While 2008 was not one of the best years for securitized real estate in the form of Real Estate Investment Trusts (REITs), 2009 was another story. The FTSE/NAREIT Equity REIT index returned, in total, an abysmal -37.73 percent in 2008; for 2009, however, it was great.
The REITs started off with quite a hammering, probably due to the continued momentum of the last year. In the second half of the year, however, the market climbed back. The NAREIT index ultimately had a total return of 27.99 percent, beating the return on the S&P 500 index, which had a total return of 26.46 percent. While the performance of the REIT sector has always been under scrutiny by skeptics, it has consistently delivered returns across years. With uncertainty over the equity markets in years of financial turmoil, the importance of dividend-paying stocks is even more recognizable. That is what provides the cushion for REITs.
Having completed 2009 on a high note, the question is what's in store for REITs in 2010? What are the concerns going forward for these income-producing companies?
The first big question for any investor following this sector is the level of debt obligations maturing in 2010. For overall commercial real estate debt, for example, the figure is approximately $1.4 trillion. Although not highly leveraged, REITs still maintain debt levels around 40 percent to 50 percent on average, depending on property type. Any REIT higher than that is not favorably looked at. With the expectation of higher interest rates going forward, stringent and tightened credit measures by banks and lending institutions, REITS with maturing debt this year will find it difficult to get debt sources to refinance. It is a dual question of getting debt and getting it at favorable rates to refinance. The debt maturing in 2010 for REITs was at a very low interest rate, which may not be available when they plan to refinance. This is as big as a problem as an opportunity. An opportunity exists within the REIT sector for mortgage REITs to fill the void left by banks and lending institutions. So either existing REITs will step forward to address this concern/opportunity or new ones will spring up.
Looking at other variables affecting this sector -- namely employment growth, GDP growth and consumer spending -- the picture looks very hazy going forward. This means there will be tremendous pressure on the earnings for these REITs. This kind of pressure may lead to M&A activity, with larger and stable REITs scouting for opportunities/inorganic growth. This will give them a chance to get into markets that they are not currently present in and diversify their portfolio from a risk perspective. In addition, private equity and hedge funds will be waiting to acquire some of the distressed REITs in part (only some of their assets) or as a whole when the opportunities arrive going forward.

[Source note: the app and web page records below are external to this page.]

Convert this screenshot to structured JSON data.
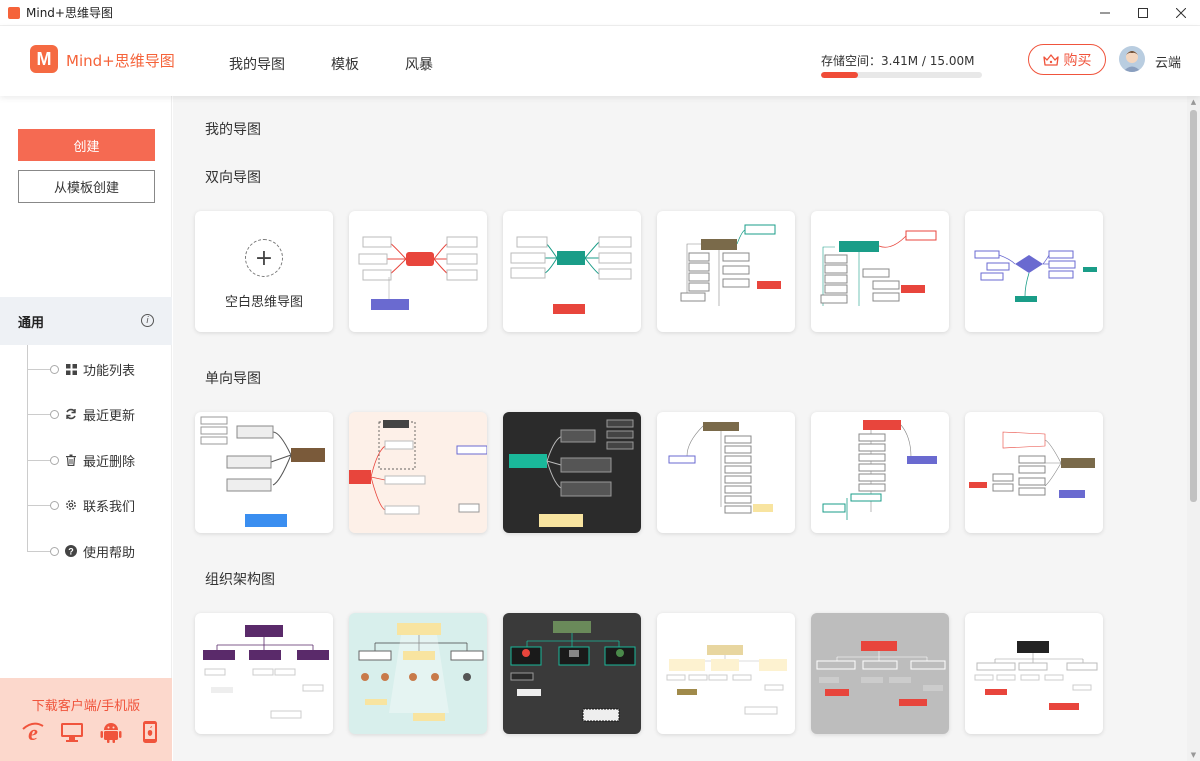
{
  "window": {
    "title": "Mind+思维导图"
  },
  "header": {
    "logo_letter": "M",
    "brand": "Mind+思维导图",
    "nav": [
      {
        "label": "我的导图"
      },
      {
        "label": "模板"
      },
      {
        "label": "风暴"
      }
    ],
    "storage_label": "存储空间：3.41M / 15.00M",
    "storage_used_fraction": 0.227,
    "buy_label": "购买",
    "username": "云端"
  },
  "sidebar": {
    "create_label": "创建",
    "from_template_label": "从模板创建",
    "section_title": "通用",
    "info_glyph": "i",
    "items": [
      {
        "label": "功能列表",
        "icon": "grid-icon"
      },
      {
        "label": "最近更新",
        "icon": "refresh-icon"
      },
      {
        "label": "最近删除",
        "icon": "trash-icon"
      },
      {
        "label": "联系我们",
        "icon": "gear-icon"
      },
      {
        "label": "使用帮助",
        "icon": "help-icon"
      }
    ],
    "download_label": "下载客户端/手机版"
  },
  "main": {
    "title": "我的导图",
    "blank_label": "空白思维导图",
    "categories": [
      {
        "title": "双向导图"
      },
      {
        "title": "单向导图"
      },
      {
        "title": "组织架构图"
      }
    ]
  },
  "colors": {
    "accent": "#f5633a",
    "create_button": "#f56a52",
    "download_bg": "#fcd8cc"
  }
}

On the development side, with the direct real estate markets offering attractive opportunities through distressed properties, REITs will prefer to acquire rather than develop properties. This may continue for some time, until demand for real estate gets built up over the next few years and supply is curtailed through less development/more acquisition with improving employment numbers, GDP growth and consumer spending. Once economic growth fuels demand for real estate products, we should see more development activity by REITs.
2009 saw the highest number of capital offerings -- 130 total including initial public offerings (IPOs), secondary and debt -- since 2006. If only IPOs are considered, it was the best year since 2005 and the third best year since 2001. However, with apprehension in the commercial real estate markets and concerns of rising interest rates, economic growth, employment and consumer spending, REITs that could not go public earlier may reconsider their decision now, due to market uncertainty. Some of them, however, might still want to time the equity market momentum in the early half of 2010.
Ultimately, we can expect REITs to be more cautious this year and focus on their core competencies/markets. At the same time, there will be opportunities for inorganic growth through acquisitions to diversify their portfolios both at the property-type level and market level.
The objective in a market of uncertainty is to retain the trust of your investor base by doing what REITs are supposed to do: provide a consistent income stream by maintaining dividend levels consistent with historical investor expectations.
Sah, Ph.D., is an assistant professor at the University of San Diego's Burnham-Moores Center for Real Estate.